Cover the platform
The seat platform should be wrapped with thin, neutral-colored cotton muslin in preparation for the upholstery fabric. The cotton muslin can be stretched lightly with medium effort and stapled to the underside of the platform, followed by the upholstery fabric. A good hand stapler will work, but an air-powered stapler that shoots narrow staples is much easier to use, particularly if you intend to make a lot of upholstered chairs. I use a Haubold stapler with 1/4-in.-long wire staples, which tend to drive in completely, holding the fabric firmly.
Care has to be taken to read the upholstery fabric. There may be a pattern that should be kept centered or stripes that should be kept straight. If the fabric has a nap, it should point toward the back of the chair so that the person using the chair is less inclined to slide out. Use only upholstery fabric to cover a slip seat. Fabric made for clothing or drapery will become threadbare quickly.
The first fabric layer is cotton muslin. Stretch the fabric across the middle, from front to back, placing a few staples in the middle of the front and back edges. Then stretch it side to side and attach it the same way.Staple the upholstery fabric the same way. The two tabs of white tape indicate the alignment of the stripes. Work toward the corners, a few staples at a time. When you are near the end of an edge, skip ahead to the corner before doubling back to fill in the staples between. This should help you avoid deep wrinkles.
The fabric is attached in much the same way that an artist’s canvas is stretched onto a frame: Start in the middle, stretching the fabric front to back, and tack down just the center of the front and back edges. Then stretch the fabric side to side and tack down the middle of the side edges. Now work toward the corners, adding a few staples at a time as you move outward. The tension used to stretch the fabric should be equal on all sides. When you reach the corners, pull the fabric around tightly, trying to avoid overlaps and wrinkles. Finish off this upholstery job by covering the bottom of the platform with black polyester cloth.
Staple the upholstery fabric the same way. The two tabs of white tape indicate the alignment of the stripes. Last, cover the back with black polyester. Staple it down and trim the excess.
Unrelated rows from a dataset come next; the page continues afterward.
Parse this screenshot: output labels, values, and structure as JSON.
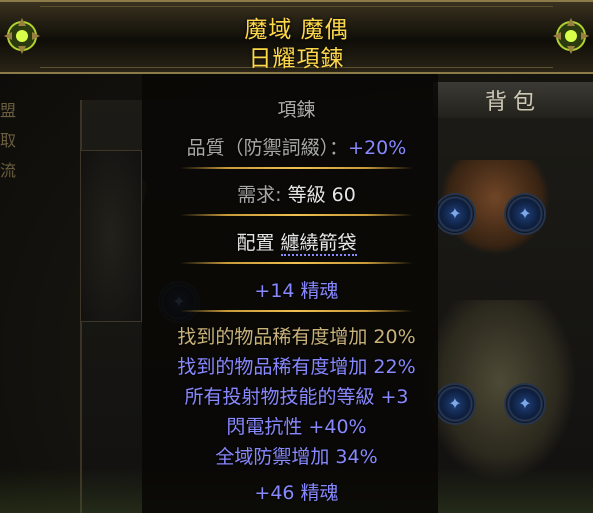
{
  "background": {
    "tab_label": "背包",
    "side_items": [
      "盟",
      "取",
      "流"
    ],
    "panel_label": "背包"
  },
  "item": {
    "name_line1": "魔域 魔偶",
    "name_line2": "日耀項鍊",
    "item_class": "項鍊",
    "quality_label": "品質（防禦詞綴）：",
    "quality_value": "+20%",
    "requirements_label": "需求: ",
    "requirements_value": "等級 60",
    "allocate_label": "配置 ",
    "allocate_value": "纏繞箭袋",
    "implicit": "+14 精魂",
    "mods_crafted": [
      "找到的物品稀有度增加 20%"
    ],
    "mods_explicit": [
      "找到的物品稀有度增加 22%",
      "所有投射物技能的等級 +3",
      "閃電抗性 +40%",
      "全域防禦增加 34%",
      "+46 精魂"
    ]
  },
  "colors": {
    "unique_name": "#ffd84a",
    "magic_mod": "#8888ff",
    "crafted_mod": "#c8b27a",
    "separator": "#f0c050"
  }
}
The slip seat can be supported in a number of ways, depending on the application. Most of my chairs have slip seats that are fully or at least partially set into the seat frame. To support these, I glue a plywood ring into the seat frame. It serves two purposes: supporting the seat platform and strengthening the seat frame. Like the seat platform, the thickness of the plywood seat ring is determined by the overall size of the chair. As the seat frame is assembled, the ring is set into a deep groove about 5¼8 in. below the top edge. Then the upholstered platform is squeezed into the space above the ring, hiding the edges of the platform.
An alternative to insetting a slip seat into a seat frame is to let the upholstered platform hang over the front rail of the seat frame. In this case, I usually attach a curved wood lip under the front edge of the platform, strengthening it and creating a plush look. If the slip seat must overlay the seat frame, it can be attached to wood blocks that are glued inside the frame.
To attach the seat platform to the woodblocks or plywood ring, you must locate the attachment holes. I cut pieces of 1/4-20 threaded rod about 3/4 in. long and sharpen one end of each by filing it. To mark the location of the platform T-nuts, I thread the sharp bolts into the T-nuts and press down the upholstered platform into position. Then I drill the clearance holes in the seat ring and attach the slip seat with round-head machine screws.
The result is a smooth, seamless, low-profile seat that will remain comfortable for many years.
From Fine Woodworking #163, pp. 54-58